> **What the exercise asks**: Would you print the records below without changing anything?

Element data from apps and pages
_____

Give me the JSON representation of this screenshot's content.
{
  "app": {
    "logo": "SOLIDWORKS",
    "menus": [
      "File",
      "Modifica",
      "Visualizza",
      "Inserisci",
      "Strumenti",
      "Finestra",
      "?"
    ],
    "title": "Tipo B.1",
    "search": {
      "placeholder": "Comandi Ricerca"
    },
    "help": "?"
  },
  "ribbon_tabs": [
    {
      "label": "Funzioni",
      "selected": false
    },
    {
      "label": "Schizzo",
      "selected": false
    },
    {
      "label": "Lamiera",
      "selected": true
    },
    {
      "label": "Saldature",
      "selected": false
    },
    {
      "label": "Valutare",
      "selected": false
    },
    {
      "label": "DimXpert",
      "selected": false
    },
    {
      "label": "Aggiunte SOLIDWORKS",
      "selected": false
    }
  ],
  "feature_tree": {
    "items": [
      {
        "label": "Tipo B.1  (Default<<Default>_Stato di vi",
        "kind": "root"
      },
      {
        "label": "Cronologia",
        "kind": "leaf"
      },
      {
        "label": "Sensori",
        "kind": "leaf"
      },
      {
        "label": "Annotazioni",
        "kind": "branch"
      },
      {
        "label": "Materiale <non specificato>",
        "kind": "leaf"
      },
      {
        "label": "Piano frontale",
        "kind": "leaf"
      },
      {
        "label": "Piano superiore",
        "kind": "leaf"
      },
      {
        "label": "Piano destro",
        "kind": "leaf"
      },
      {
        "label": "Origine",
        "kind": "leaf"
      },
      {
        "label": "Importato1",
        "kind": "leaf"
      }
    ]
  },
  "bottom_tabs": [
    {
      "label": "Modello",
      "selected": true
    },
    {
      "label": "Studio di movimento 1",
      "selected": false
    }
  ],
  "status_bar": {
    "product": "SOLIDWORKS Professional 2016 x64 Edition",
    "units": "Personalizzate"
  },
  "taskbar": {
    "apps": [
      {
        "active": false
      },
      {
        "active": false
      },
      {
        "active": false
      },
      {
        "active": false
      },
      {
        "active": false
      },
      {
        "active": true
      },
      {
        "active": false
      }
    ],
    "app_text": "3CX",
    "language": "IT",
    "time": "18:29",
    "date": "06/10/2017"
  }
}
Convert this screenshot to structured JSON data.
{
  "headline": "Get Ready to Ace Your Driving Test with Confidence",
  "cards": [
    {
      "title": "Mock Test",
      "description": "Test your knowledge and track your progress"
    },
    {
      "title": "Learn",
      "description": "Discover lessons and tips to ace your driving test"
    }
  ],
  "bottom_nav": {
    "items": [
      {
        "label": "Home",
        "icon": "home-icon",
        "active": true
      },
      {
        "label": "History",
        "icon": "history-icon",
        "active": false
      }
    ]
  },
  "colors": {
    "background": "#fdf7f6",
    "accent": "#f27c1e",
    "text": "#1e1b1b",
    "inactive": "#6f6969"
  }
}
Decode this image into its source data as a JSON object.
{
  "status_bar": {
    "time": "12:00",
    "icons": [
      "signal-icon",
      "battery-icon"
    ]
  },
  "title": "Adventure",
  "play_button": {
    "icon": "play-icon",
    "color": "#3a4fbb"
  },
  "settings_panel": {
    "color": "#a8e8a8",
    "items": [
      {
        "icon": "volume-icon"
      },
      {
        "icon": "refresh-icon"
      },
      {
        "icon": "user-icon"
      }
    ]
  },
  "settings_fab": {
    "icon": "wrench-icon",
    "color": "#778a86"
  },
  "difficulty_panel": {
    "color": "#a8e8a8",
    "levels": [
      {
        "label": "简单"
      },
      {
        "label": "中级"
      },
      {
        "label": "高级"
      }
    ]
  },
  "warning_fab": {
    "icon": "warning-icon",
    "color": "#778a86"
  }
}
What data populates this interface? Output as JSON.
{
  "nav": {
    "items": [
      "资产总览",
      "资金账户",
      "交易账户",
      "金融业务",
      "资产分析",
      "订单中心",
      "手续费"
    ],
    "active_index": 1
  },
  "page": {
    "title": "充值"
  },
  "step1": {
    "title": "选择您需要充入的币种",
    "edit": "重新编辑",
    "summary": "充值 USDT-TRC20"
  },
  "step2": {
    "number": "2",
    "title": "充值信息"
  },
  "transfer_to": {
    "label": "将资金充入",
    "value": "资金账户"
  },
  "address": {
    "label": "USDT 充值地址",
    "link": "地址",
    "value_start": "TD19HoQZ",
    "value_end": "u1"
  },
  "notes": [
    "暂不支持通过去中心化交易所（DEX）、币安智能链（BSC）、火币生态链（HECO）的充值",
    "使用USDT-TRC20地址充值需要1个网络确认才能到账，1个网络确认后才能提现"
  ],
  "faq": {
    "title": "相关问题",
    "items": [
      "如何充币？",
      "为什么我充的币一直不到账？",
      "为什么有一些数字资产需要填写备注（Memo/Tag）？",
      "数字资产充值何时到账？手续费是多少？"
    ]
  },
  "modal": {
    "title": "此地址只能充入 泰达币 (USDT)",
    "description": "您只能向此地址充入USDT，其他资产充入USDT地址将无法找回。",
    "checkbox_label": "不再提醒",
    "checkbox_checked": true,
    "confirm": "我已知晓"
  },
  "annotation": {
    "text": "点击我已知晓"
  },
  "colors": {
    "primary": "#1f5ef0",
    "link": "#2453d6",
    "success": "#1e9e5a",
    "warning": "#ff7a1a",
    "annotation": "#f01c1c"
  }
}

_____

> **Response to the exercise**:
Give me the JSON representation of this screenshot's content.
{
  "app": {
    "logo": "SOLIDWORKS",
    "menus": [
      "File",
      "Modifica",
      "Visualizza",
      "Inserisci",
      "Strumenti",
      "Finestra",
      "?"
    ],
    "title": "Tipo B.1",
    "search": {
      "placeholder": "Comandi Ricerca"
    },
    "help": "?"
  },
  "ribbon_tabs": [
    {
      "label": "Funzioni",
      "selected": false
    },
    {
      "label": "Schizzo",
      "selected": false
    },
    {
      "label": "Lamiera",
      "selected": true
    },
    {
      "label": "Saldature",
      "selected": false
    },
    {
      "label": "Valutare",
      "selected": false
    },
    {
      "label": "DimXpert",
      "selected": false
    },
    {
      "label": "Aggiunte SOLIDWORKS",
      "selected": false
    }
  ],
  "feature_tree": {
    "items": [
      {
        "label": "Tipo B.1  (Default<<Default>_Stato di vi",
        "kind": "root"
      },
      {
        "label": "Cronologia",
        "kind": "leaf"
      },
      {
        "label": "Sensori",
        "kind": "leaf"
      },
      {
        "label": "Annotazioni",
        "kind": "branch"
      },
      {
        "label": "Materiale <non specificato>",
        "kind": "leaf"
      },
      {
        "label": "Piano frontale",
        "kind": "leaf"
      },
      {
        "label": "Piano superiore",
        "kind": "leaf"
      },
      {
        "label": "Piano destro",
        "kind": "leaf"
      },
      {
        "label": "Origine",
        "kind": "leaf"
      },
      {
        "label": "Importato1",
        "kind": "leaf"
      }
    ]
  },
  "bottom_tabs": [
    {
      "label": "Modello",
      "selected": true
    },
    {
      "label": "Studio di movimento 1",
      "selected": false
    }
  ],
  "status_bar": {
    "product": "SOLIDWORKS Professional 2016 x64 Edition",
    "units": "Personalizzate"
  },
  "taskbar": {
    "apps": [
      {
        "active": false
      },
      {
        "active": false
      },
      {
        "active": false
      },
      {
        "active": false
      },
      {
        "active": false
      },
      {
        "active": true
      },
      {
        "active": false
      }
    ],
    "app_text": "3CX",
    "language": "IT",
    "time": "18:29",
    "date": "06/10/2017"
  }
}
Convert this screenshot to structured JSON data.
{
  "headline": "Get Ready to Ace Your Driving Test with Confidence",
  "cards": [
    {
      "title": "Mock Test",
      "description": "Test your knowledge and track your progress"
    },
    {
      "title": "Learn",
      "description": "Discover lessons and tips to ace your driving test"
    }
  ],
  "bottom_nav": {
    "items": [
      {
        "label": "Home",
        "icon": "home-icon",
        "active": true
      },
      {
        "label": "History",
        "icon": "history-icon",
        "active": false
      }
    ]
  },
  "colors": {
    "background": "#fdf7f6",
    "accent": "#f27c1e",
    "text": "#1e1b1b",
    "inactive": "#6f6969"
  }
}
Decode this image into its source data as a JSON object.
{
  "status_bar": {
    "time": "12:00",
    "icons": [
      "signal-icon",
      "battery-icon"
    ]
  },
  "title": "Adventure",
  "play_button": {
    "icon": "play-icon",
    "color": "#3a4fbb"
  },
  "settings_panel": {
    "color": "#a8e8a8",
    "items": [
      {
        "icon": "volume-icon"
      },
      {
        "icon": "refresh-icon"
      },
      {
        "icon": "user-icon"
      }
    ]
  },
  "settings_fab": {
    "icon": "wrench-icon",
    "color": "#778a86"
  },
  "difficulty_panel": {
    "color": "#a8e8a8",
    "levels": [
      {
        "label": "简单"
      },
      {
        "label": "中级"
      },
      {
        "label": "高级"
      }
    ]
  },
  "warning_fab": {
    "icon": "warning-icon",
    "color": "#778a86"
  }
}
What data populates this interface? Output as JSON.
{
  "nav": {
    "items": [
      "资产总览",
      "资金账户",
      "交易账户",
      "金融业务",
      "资产分析",
      "订单中心",
      "手续费"
    ],
    "active_index": 1
  },
  "page": {
    "title": "充值"
  },
  "step1": {
    "title": "选择您需要充入的币种",
    "edit": "重新编辑",
    "summary": "充值 USDT-TRC20"
  },
  "step2": {
    "number": "2",
    "title": "充值信息"
  },
  "transfer_to": {
    "label": "将资金充入",
    "value": "资金账户"
  },
  "address": {
    "label": "USDT 充值地址",
    "link": "地址",
    "value_start": "TD19HoQZ",
    "value_end": "u1"
  },
  "notes": [
    "暂不支持通过去中心化交易所（DEX）、币安智能链（BSC）、火币生态链（HECO）的充值",
    "使用USDT-TRC20地址充值需要1个网络确认才能到账，1个网络确认后才能提现"
  ],
  "faq": {
    "title": "相关问题",
    "items": [
      "如何充币？",
      "为什么我充的币一直不到账？",
      "为什么有一些数字资产需要填写备注（Memo/Tag）？",
      "数字资产充值何时到账？手续费是多少？"
    ]
  },
  "modal": {
    "title": "此地址只能充入 泰达币 (USDT)",
    "description": "您只能向此地址充入USDT，其他资产充入USDT地址将无法找回。",
    "checkbox_label": "不再提醒",
    "checkbox_checked": true,
    "confirm": "我已知晓"
  },
  "annotation": {
    "text": "点击我已知晓"
  },
  "colors": {
    "primary": "#1f5ef0",
    "link": "#2453d6",
    "success": "#1e9e5a",
    "warning": "#ff7a1a",
    "annotation": "#f01c1c"
  }
}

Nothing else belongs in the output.